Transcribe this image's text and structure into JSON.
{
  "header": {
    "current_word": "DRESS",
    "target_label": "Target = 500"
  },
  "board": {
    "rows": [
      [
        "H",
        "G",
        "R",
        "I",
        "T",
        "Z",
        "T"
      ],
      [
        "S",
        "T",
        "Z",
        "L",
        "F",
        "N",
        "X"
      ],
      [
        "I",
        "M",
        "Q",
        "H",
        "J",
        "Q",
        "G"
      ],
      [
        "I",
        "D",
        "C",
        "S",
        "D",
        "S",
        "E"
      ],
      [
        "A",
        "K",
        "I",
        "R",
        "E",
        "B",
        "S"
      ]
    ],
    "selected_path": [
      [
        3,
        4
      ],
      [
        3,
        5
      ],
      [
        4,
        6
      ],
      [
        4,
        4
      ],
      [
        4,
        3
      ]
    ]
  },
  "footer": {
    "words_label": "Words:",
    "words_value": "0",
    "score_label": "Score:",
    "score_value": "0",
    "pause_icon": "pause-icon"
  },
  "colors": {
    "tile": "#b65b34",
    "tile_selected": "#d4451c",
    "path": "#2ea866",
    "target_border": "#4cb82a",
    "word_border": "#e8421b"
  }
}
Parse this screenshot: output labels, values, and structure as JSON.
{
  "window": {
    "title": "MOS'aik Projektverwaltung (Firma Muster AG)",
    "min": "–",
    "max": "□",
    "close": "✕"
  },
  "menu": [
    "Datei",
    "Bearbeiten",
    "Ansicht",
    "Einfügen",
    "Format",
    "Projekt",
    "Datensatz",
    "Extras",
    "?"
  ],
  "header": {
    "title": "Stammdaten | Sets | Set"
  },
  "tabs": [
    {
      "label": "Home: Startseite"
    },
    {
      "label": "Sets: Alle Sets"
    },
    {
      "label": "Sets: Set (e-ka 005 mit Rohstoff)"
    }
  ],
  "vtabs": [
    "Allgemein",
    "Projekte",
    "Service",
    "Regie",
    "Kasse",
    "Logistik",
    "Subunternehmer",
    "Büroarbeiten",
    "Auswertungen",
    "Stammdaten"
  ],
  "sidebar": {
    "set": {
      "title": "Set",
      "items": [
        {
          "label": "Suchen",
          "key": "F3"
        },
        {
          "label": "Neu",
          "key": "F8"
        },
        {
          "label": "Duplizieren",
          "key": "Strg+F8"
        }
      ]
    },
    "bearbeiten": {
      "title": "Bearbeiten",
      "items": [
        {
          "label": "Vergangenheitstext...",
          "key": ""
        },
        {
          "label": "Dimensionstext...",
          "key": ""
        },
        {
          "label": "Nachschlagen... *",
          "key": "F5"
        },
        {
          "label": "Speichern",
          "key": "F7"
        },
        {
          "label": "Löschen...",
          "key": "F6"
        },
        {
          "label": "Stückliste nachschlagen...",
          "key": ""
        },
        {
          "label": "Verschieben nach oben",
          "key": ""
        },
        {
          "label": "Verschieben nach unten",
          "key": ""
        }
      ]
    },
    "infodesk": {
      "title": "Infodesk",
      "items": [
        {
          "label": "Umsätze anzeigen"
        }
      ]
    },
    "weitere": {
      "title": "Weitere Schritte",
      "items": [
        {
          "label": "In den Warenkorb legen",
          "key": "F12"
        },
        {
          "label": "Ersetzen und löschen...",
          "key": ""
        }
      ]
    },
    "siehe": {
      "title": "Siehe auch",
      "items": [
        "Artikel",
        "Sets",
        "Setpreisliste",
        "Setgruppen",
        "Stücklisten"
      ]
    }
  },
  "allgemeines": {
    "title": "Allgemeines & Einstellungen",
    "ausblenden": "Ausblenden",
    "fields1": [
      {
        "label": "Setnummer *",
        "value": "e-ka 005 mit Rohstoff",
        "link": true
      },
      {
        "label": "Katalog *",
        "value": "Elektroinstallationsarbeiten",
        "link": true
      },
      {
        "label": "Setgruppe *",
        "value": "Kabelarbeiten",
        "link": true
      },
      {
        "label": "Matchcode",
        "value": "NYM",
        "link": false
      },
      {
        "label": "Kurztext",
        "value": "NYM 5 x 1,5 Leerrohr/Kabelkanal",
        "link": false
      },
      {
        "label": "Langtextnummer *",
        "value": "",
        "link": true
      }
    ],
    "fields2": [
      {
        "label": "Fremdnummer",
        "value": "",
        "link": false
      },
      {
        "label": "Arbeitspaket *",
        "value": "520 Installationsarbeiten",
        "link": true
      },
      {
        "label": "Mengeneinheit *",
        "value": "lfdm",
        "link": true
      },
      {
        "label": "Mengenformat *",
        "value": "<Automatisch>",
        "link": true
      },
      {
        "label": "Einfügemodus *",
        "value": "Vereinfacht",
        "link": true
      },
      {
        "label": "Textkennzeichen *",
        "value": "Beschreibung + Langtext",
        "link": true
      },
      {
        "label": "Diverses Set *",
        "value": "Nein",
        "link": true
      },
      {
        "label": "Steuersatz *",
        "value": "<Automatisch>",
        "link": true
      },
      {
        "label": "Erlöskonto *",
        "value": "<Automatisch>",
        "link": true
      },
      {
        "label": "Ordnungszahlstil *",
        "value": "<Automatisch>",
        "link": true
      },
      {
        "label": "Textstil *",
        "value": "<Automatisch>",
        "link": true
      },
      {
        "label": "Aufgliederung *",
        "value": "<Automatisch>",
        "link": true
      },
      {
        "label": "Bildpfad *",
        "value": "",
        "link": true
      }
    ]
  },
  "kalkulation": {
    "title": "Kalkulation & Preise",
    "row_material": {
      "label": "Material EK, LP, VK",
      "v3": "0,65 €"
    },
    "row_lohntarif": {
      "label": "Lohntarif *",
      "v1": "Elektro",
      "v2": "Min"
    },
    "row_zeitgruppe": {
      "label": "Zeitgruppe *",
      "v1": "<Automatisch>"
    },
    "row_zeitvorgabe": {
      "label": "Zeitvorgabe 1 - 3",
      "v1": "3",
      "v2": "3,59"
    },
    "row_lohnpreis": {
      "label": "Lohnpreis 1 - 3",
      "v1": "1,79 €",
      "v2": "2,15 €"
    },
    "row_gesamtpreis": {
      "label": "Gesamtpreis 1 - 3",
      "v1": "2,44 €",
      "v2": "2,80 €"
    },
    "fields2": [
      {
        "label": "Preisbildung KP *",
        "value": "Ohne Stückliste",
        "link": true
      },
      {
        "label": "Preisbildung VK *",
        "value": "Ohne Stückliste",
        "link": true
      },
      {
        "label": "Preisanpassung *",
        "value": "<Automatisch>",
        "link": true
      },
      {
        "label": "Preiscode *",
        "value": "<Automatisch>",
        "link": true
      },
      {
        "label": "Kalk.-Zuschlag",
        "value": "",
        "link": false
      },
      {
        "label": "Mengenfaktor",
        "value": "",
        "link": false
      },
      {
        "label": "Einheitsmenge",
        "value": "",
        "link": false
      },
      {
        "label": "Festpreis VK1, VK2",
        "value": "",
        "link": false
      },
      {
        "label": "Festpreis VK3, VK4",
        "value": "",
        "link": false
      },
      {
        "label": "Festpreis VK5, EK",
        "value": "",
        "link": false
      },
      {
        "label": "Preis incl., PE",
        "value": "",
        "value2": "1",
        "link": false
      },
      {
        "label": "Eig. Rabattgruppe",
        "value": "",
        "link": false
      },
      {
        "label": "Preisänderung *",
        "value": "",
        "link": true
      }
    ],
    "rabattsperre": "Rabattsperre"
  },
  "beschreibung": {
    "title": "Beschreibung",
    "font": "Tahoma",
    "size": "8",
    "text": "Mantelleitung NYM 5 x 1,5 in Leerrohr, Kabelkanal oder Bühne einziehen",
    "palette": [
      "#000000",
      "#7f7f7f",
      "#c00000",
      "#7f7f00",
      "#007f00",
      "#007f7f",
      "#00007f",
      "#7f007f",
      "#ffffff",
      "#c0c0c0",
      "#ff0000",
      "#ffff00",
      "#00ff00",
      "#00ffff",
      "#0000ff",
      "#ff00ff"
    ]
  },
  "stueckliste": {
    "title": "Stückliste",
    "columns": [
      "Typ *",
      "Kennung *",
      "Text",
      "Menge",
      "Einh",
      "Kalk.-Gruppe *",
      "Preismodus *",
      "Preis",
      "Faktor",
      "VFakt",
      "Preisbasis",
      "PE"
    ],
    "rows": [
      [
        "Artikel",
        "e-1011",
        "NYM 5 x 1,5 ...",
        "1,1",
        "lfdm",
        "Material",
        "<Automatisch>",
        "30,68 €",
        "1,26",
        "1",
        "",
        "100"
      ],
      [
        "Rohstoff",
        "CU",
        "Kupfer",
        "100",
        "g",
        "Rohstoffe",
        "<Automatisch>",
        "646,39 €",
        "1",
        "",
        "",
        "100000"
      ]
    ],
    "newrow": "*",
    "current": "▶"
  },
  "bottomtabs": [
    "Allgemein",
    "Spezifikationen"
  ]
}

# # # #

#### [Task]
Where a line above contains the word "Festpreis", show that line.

#### [Answer to this problem]
        "label": "Festpreis VK1, VK2",
        "label": "Festpreis VK3, VK4",
        "label": "Festpreis VK5, EK",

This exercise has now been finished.